DATASET EXCERPTS:
##############################
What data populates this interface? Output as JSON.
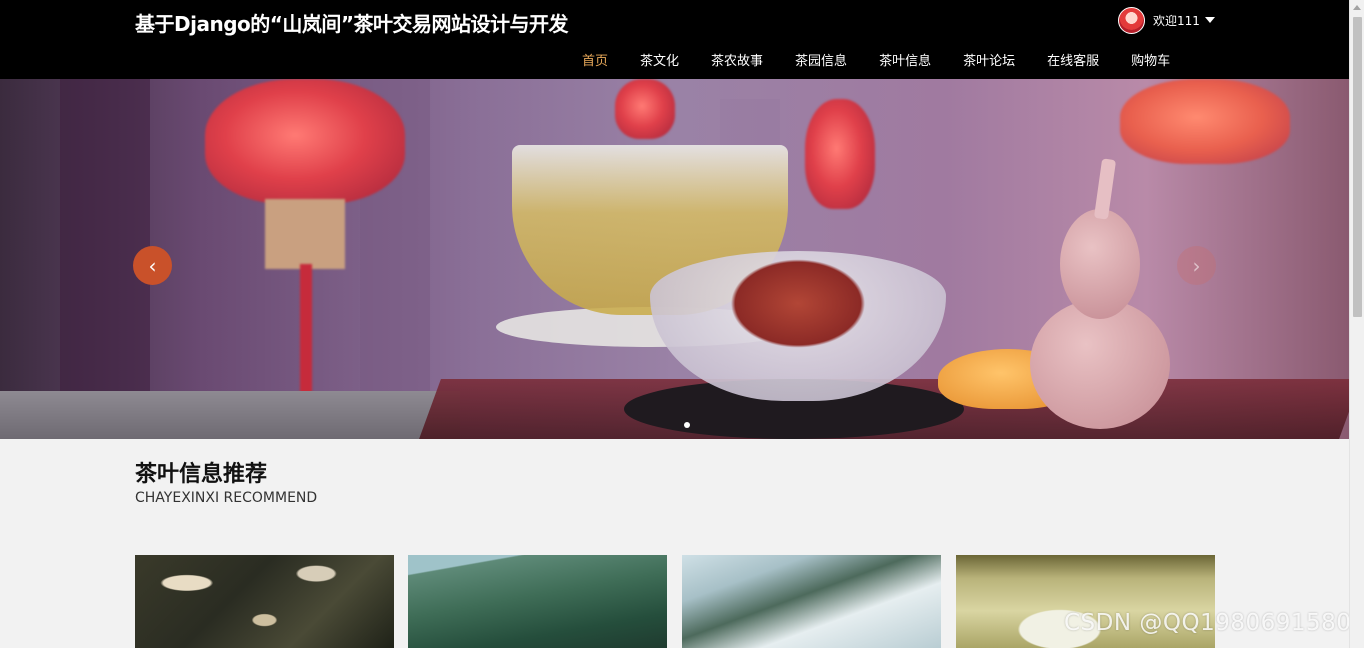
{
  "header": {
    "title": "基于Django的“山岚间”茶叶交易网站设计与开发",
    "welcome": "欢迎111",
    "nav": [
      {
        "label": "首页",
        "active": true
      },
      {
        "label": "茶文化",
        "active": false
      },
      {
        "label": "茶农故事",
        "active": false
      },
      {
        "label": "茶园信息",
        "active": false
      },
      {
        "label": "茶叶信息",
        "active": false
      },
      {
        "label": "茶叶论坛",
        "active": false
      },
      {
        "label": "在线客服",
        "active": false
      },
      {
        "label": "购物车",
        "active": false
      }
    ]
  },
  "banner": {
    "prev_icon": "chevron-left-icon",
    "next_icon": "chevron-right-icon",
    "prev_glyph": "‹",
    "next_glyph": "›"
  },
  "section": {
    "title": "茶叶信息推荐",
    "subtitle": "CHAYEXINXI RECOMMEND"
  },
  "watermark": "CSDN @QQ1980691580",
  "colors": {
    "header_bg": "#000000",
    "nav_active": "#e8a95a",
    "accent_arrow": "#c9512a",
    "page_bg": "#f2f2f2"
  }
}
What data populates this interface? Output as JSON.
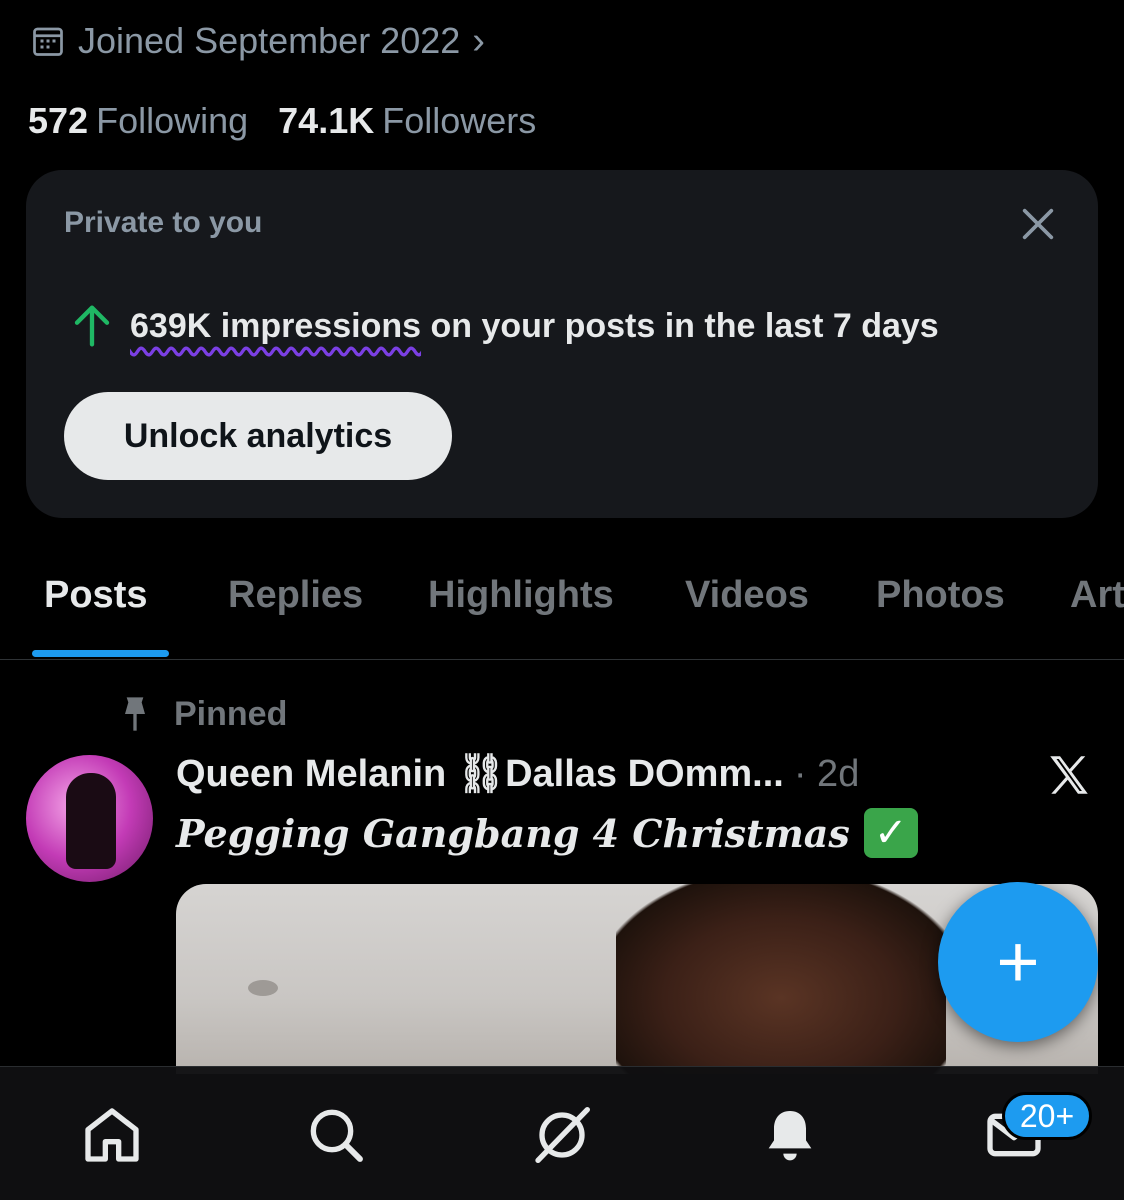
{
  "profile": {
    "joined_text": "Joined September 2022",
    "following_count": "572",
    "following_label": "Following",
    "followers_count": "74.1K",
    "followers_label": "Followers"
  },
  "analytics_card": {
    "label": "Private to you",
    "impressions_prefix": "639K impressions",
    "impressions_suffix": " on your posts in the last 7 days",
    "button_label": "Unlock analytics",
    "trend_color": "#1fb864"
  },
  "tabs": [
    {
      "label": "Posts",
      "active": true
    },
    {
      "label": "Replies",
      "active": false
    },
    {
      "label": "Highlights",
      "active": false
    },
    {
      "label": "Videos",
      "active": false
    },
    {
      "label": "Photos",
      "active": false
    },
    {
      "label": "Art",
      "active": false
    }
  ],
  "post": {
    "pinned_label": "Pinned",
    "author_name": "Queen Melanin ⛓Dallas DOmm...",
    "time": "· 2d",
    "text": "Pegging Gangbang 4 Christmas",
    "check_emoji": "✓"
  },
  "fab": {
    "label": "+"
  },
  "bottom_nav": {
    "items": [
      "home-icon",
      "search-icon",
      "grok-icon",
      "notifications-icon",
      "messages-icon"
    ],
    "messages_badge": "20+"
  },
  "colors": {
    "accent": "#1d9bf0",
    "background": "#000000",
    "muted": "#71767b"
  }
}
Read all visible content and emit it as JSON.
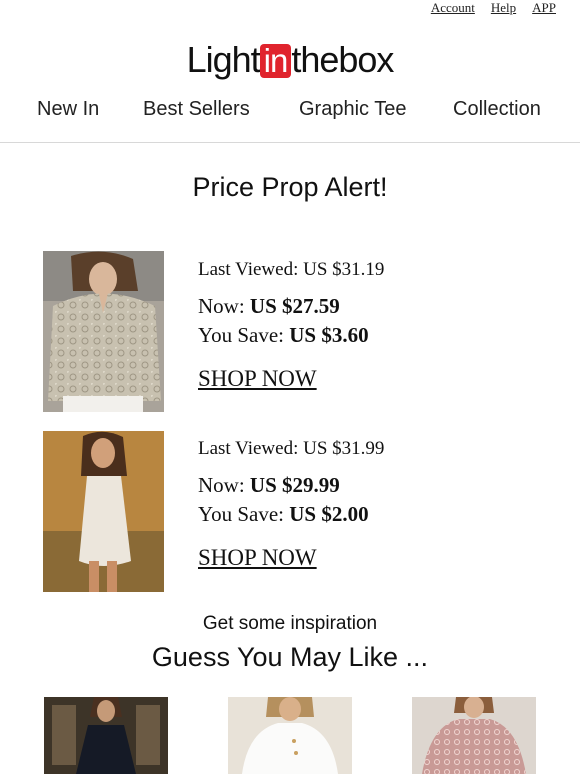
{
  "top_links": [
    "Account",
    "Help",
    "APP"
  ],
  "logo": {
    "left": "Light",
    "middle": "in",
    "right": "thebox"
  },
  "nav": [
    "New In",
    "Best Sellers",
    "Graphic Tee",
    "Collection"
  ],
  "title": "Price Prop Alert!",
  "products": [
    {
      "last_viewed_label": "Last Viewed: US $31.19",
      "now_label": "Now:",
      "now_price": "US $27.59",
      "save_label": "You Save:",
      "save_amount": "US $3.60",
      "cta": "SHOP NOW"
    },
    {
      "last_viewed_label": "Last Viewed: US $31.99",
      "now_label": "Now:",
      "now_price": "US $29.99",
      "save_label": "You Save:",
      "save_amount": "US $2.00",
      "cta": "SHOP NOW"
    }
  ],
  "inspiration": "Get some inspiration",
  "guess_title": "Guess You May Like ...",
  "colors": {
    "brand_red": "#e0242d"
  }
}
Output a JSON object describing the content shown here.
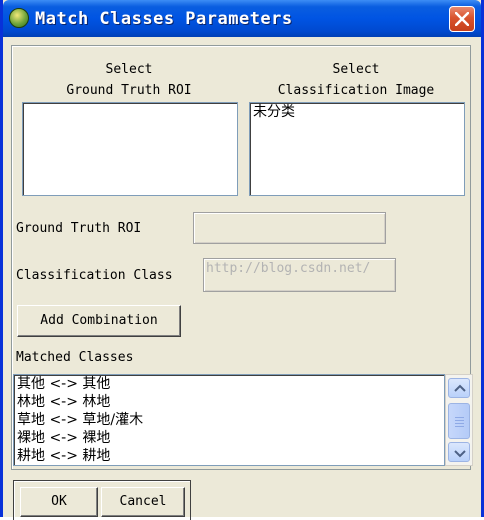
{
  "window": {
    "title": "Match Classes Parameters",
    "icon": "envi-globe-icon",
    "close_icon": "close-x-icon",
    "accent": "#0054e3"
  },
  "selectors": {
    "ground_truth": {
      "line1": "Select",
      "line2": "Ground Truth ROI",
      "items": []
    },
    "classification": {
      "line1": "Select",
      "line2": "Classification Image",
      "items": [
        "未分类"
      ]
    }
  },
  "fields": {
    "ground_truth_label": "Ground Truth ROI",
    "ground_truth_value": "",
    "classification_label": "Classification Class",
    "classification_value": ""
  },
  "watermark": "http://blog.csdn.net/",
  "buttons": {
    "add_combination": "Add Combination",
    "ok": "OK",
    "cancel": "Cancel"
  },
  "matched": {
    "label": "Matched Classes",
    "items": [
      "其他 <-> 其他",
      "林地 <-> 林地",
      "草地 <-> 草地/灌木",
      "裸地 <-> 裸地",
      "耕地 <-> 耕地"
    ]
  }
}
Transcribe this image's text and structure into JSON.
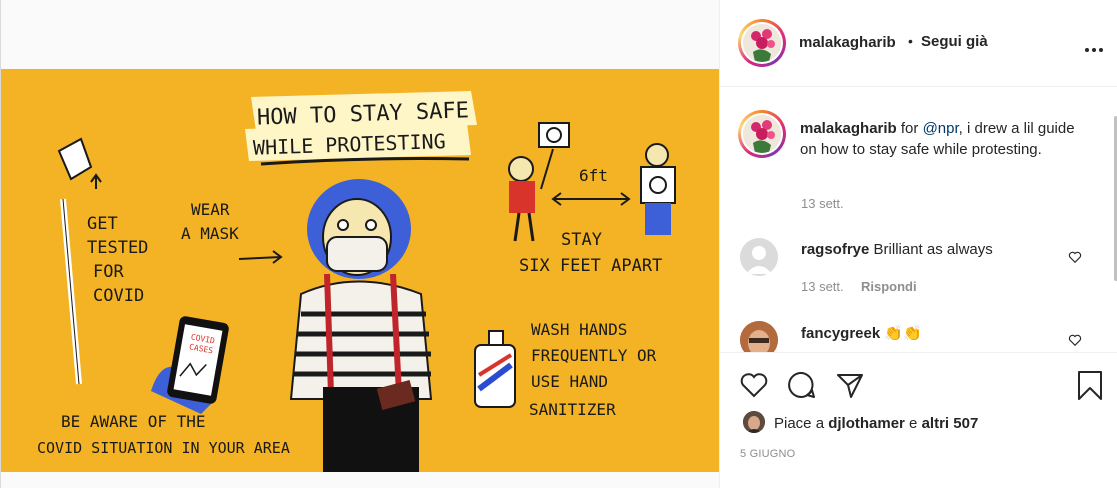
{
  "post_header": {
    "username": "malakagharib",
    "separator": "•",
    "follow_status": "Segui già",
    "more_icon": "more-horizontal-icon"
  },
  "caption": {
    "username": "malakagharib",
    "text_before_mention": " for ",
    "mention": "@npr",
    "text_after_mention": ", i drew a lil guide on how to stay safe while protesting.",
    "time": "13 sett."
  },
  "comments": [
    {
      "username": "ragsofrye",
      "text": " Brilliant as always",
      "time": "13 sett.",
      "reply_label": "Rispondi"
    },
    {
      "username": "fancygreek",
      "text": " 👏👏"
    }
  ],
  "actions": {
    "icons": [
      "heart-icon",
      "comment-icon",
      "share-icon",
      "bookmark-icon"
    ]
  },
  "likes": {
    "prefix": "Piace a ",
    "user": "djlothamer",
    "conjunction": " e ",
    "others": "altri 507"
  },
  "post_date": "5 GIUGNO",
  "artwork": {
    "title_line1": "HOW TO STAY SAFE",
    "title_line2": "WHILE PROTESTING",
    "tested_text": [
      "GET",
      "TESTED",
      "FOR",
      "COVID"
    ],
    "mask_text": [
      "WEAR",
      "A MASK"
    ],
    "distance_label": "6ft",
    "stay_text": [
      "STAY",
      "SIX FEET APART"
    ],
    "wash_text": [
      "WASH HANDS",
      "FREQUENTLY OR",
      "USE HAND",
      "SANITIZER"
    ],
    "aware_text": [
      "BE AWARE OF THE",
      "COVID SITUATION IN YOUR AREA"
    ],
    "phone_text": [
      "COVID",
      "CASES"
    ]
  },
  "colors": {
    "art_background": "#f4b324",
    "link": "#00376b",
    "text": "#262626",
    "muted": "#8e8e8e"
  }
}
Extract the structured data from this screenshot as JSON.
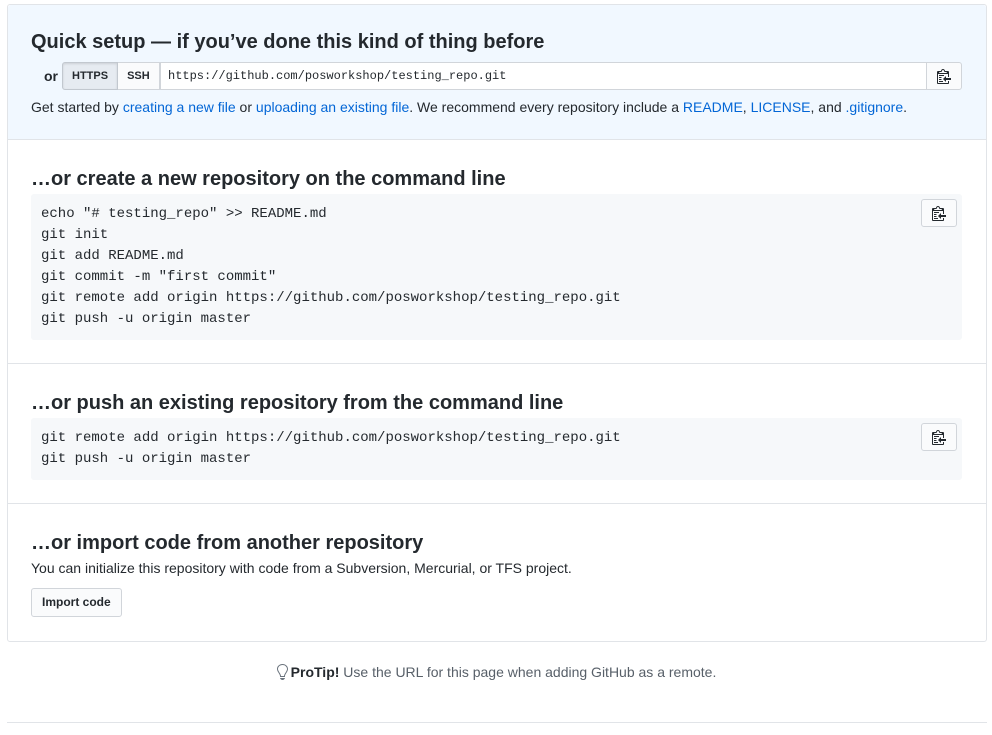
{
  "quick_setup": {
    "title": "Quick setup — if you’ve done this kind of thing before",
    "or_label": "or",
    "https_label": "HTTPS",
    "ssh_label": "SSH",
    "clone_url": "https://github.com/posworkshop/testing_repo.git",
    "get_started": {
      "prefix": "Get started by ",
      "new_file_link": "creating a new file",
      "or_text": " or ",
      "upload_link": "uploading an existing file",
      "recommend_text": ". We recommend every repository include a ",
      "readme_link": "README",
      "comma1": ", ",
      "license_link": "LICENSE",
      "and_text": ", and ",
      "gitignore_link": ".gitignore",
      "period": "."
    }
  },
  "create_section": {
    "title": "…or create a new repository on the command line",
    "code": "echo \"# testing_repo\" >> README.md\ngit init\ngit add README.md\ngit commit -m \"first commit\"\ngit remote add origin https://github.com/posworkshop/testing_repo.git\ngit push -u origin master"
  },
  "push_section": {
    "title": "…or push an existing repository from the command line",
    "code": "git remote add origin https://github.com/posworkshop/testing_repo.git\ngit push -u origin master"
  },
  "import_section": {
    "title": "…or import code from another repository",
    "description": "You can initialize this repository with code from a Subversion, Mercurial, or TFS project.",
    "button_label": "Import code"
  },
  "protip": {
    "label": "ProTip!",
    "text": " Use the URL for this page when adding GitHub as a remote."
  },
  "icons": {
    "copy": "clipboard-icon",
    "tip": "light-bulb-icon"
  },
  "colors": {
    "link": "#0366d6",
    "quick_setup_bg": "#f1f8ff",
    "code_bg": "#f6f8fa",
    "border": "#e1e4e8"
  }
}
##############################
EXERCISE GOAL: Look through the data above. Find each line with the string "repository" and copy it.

ANSWER AREA:
      "recommend_text": ". We recommend every repository include a ",
    "title": "…or create a new repository on the command line",
    "title": "…or push an existing repository from the command line",
    "title": "…or import code from another repository",
    "description": "You can initialize this repository with code from a Subversion, Mercurial, or TFS project.",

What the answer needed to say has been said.